I wrote my first blog post (Eight Years Later & We Look to the Horizon) about what the next Facebook would be in the future. The “next big thing”/new dominant social platform hasn’t arrived yet to eclipse Mark Zuckerberg’s social network from his days at Harvard.
This revelation will be realized, it just hasn’t happened quite yet.
One of the questions in blog #1 was whether or not we are an app generation? That answer has not conclusively been determined since July 13, 2012, but people seem to be embracing a hybrid. This translates to using popular sites and social media platforms (ie-Facebook) while simultaneously choosing a diverse selection of acutely personalized social media apps.
The best answer for July 13, 2016 is that we are a splintered population (or customer base) concerning our use of social media and digital applications (sorry, apps). Individualism rules.
That’s still the question. Not the question that Shakespeare wrote for his brilliant play “Hamlet.” Although, in a way, it sort of is. “To be, or not to be – that is the question.” Who will we be in the near future? How will someone revamp our already complex and extensive communicative grid? How will we change as a result? This very idea is thrilling to cogitate because, as Americans, we know a newfangled innovation will collide with destiny. And destiny is a very good friend with this country.
“I know something big and new is coming because that is the American tradition of big sky-big idea dreamers. Until then, start drawing on your dorm room window and think big, plain and simple.”

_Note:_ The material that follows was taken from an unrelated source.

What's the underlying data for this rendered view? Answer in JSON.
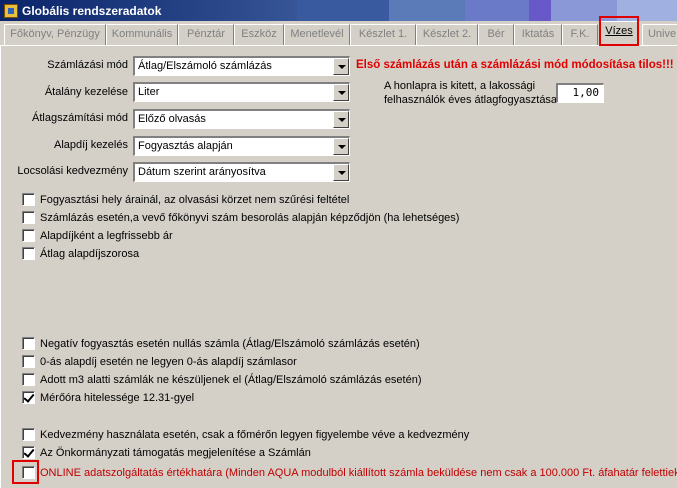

That’s the final paragraph of my first blog post on Jimmy’s Daily Planet. I remember writing that four years ago and I still believe it’s true today, whatever the wildly crazy idea or dream may be.
Plain and simple.
November 19, 1863: One of the most important days in American history.
President Abraham Lincoln delivered the Gettysburg Address in the namesake city in Pennsylvania. Despite its admittedly brief nature (~2 1/2 minutes), his profound words defined a presidency and a nation.
The Gettysburg Address changed the trajectory of a country and its purpose from that moment forward.
Four score and seven years ago our fathers brought forth on this continent, a new nation, conceived in Liberty, and dedicated to the proposition that all men are created equal.
Now we are engaged in a great civil war, testing whether that nation, or any nation so conceived and dedicated, can long endure. We are met on a great battle-field of that war. We have come to dedicate a portion of that field, as a final resting place for those who here gave their lives that that nation might live. It is altogether fitting and proper that we should do this.
But, in a larger sense, we can not dedicate — we can not consecrate — we can not hallow — this ground. The brave men, living and dead, who struggled here, have consecrated it, far above our poor power to add or detract. The world will little note, nor long remember what we say here, but it can never forget what they did here. It is for us the living, rather, to be dedicated here to the unfinished work which they who fought here have thus far so nobly advanced. It is rather for us to be here dedicated to the great task remaining before us — that from these honored dead we take increased devotion to that cause for which they gave the last full measure of devotion — that we here highly resolve that these dead shall not have died in vain — that this nation, under God, shall have a new birth of freedom — and that government of the people, by the people, for the people, shall not perish from the earth.
Director of the 2012 film Lincoln, Steven Spielberg immersed himself into the turbulent life of the 16th president. Spielberg stuck tight to facts in his sincere effort to accurately illuminate an ordinary man’s passion and conviction for shining a light across a nation during some of its darkest, most uncertain days.
As a student of history (perhaps a teacher, as well), Mr. Spielberg gave his own speech in Gettysburg, Pennsylvania while promoting his film on the anniversary when Mr. Lincoln gave his most consequential two cents.
We should all be Lincoln obsessives.